Increased Competition From Airlines

NBAA’s senior vice president of education, training, and workforce development Jo Damato said in a statement, "The business aviation community operates in a new world. Competitors are just as likely to be Part 121 operators as other flight departments or management companies. The salaries of every legacy carrier, ultra-low-cost airline, and cargo operator are shared as very public infographics on social media."

Indeed—in June, American Airlines regional partners PSA, Piedmont, and Envoy announced big pay raises for their pilots to attract even more first officers and captains and retain the ones already there.

From the NBAA survey, it is possible to see how the salaries for flight department team members, from managers, pilots, maintenance technicians, dispatchers, and others, might vary according to corporate revenue. One use case that hiring managers and even flight crews with access to the survey results might find helpful is the information it reveals regarding compensation package trends among corporate flight departments, especially compared to the airlines. Corporate flight departments typically serve auxiliary functions for a business, so pilots are more likely to have a base salary with additional provisions. This differs from Part 121 airline departments that pay pilots by the hour. Another difference between the two worlds is sign-on bonuses. The airlines tend to offer these more gratuitously, while in the corporate pilot world, these appear to be harder to come by, according to the NBAA survey results. However, in the case of corporate captains, sign-on bonuses are more commonly offered than they are for first officers. Alternatively, when American Airlines’ regionals boosted pay for pilots, the package included a $15,000 sign-on bonus, for new-hire pilots, with $10,000 being doled out after training and the other $5,000 at the pilot’s one-year anniversary.

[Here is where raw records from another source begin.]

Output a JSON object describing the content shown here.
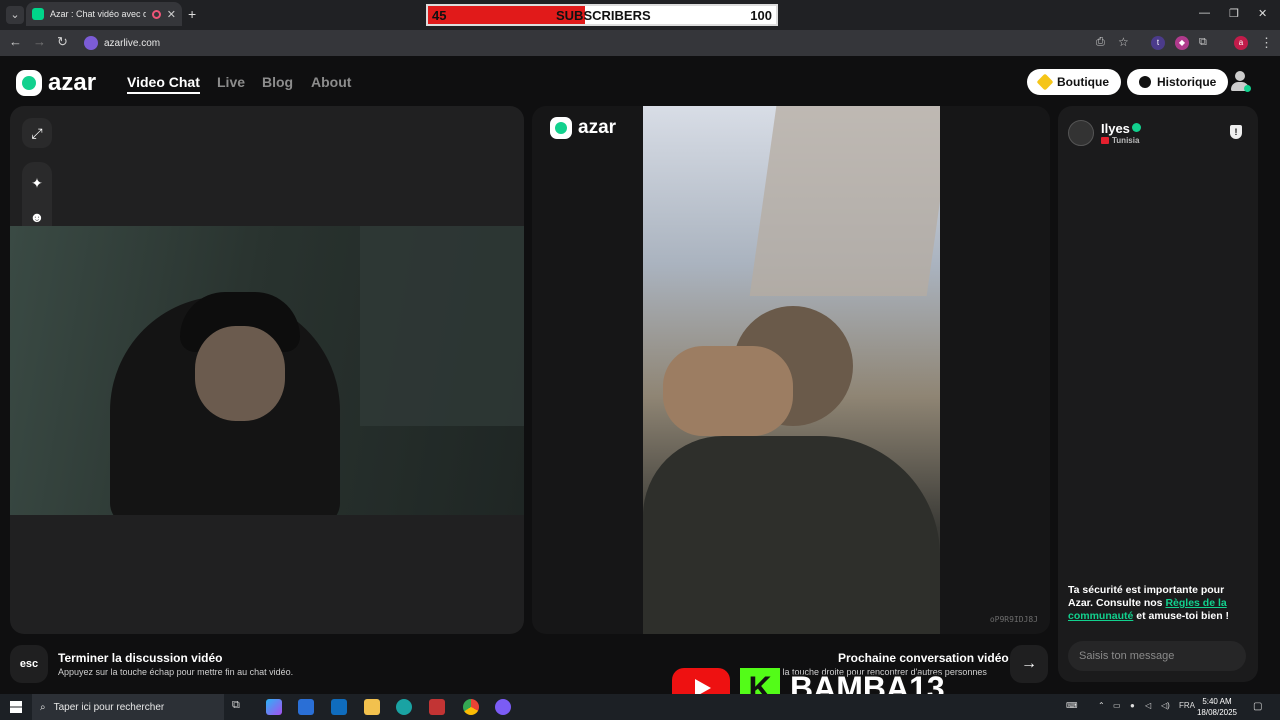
{
  "browser": {
    "tab_title": "Azar : Chat vidéo avec de n",
    "url": "azarlive.com"
  },
  "overlay": {
    "sub_current": "45",
    "sub_label": "SUBSCRIBERS",
    "sub_goal": "100",
    "sub_progress": 0.45,
    "streamer_name": "BAMBA13"
  },
  "site": {
    "logo_text": "azar",
    "nav": [
      "Video Chat",
      "Live",
      "Blog",
      "About"
    ],
    "shop_label": "Boutique",
    "history_label": "Historique"
  },
  "peer": {
    "code": "oP9R9IDJ8J"
  },
  "chat": {
    "username": "Ilyes",
    "country": "Tunisia",
    "safety_part1": "Ta sécurité est importante pour Azar. Consulte nos ",
    "safety_link": "Règles de la communauté",
    "safety_part2": " et amuse-toi bien !",
    "input_placeholder": "Saisis ton message"
  },
  "controls": {
    "esc_key": "esc",
    "end_title": "Terminer la discussion vidéo",
    "end_sub": "Appuyez sur la touche échap pour mettre fin au chat vidéo.",
    "next_title": "Prochaine conversation vidéo",
    "next_sub": "r la touche droite pour rencontrer d'autres personnes"
  },
  "taskbar": {
    "search_placeholder": "Taper ici pour rechercher",
    "lang": "FRA",
    "time": "5:40 AM",
    "date": "18/08/2025"
  },
  "colors": {
    "accent": "#12d18e",
    "background": "#0f0f10",
    "panel": "#202021"
  }
}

Elsewhere, the survey shows that corporate departments can flex their compensation muscle over some airlines regarding fringe benefits. Aside from the standard medical coverages, one perk pilots should pay keen attention to is educational assistance. The NBAA survey shows that corporate flight departments of all sizes are more likely than not to offer some kind of educational assistance. According to the survey, some departments will cover more than half the costs of education pursued as an employee, and others will cover more than 90 percent of the costs. This is good to know because airlines and some flight departments are moving away from formal degree requirements for pilots. Incentive programs, like these, allow pilots to earn additional certifications and/or a degree even after being employed.

What Does This Mean for Attracting Pilots?

"Now, more than ever, it is imperative that flight departments appreciate that you can't buy experience," Damato said. "By accessing the data provided by NBAA's Compensation Survey, they will be in a stronger position to retain their most valuable employees."

Damato said the business aviation community needs to do what it can to retain experienced professionals because they play a significant role in mentoring the next generation.

With a need to attract new talent, NBAA said it enhanced its survey to include policies around diversity, equity, and inclusion to provide insights and best practices.

One advocate for the survey, and a trusted voice in the business aviation community, Christopher Broyhill, said in a statement that the survey provides vital data on the strong demand for workers. The survey will help recruiters understand the business aviation community more fully, given the growth it has seen with new owners and users resulting from the pandemic, Broyhill said.

Michael Wildes holds a master’s degree in Logistics & Supply Chain Management, and a bachelor’s degree in Aeronautical Science, both from Embry-Riddle Aeronautical University. Previously, he worked at the university’s flight department as a Flight Check Airman, Assistant Training Manager, and Quality Assurance Mentor. He holds MEI, CFI & CFII ratings. Follow Michael on Twitter @Captainwildes.

Subscribe to Our Newsletter

Get the latest FLYING stories delivered directly to your inbox

Subscribe to our newsletter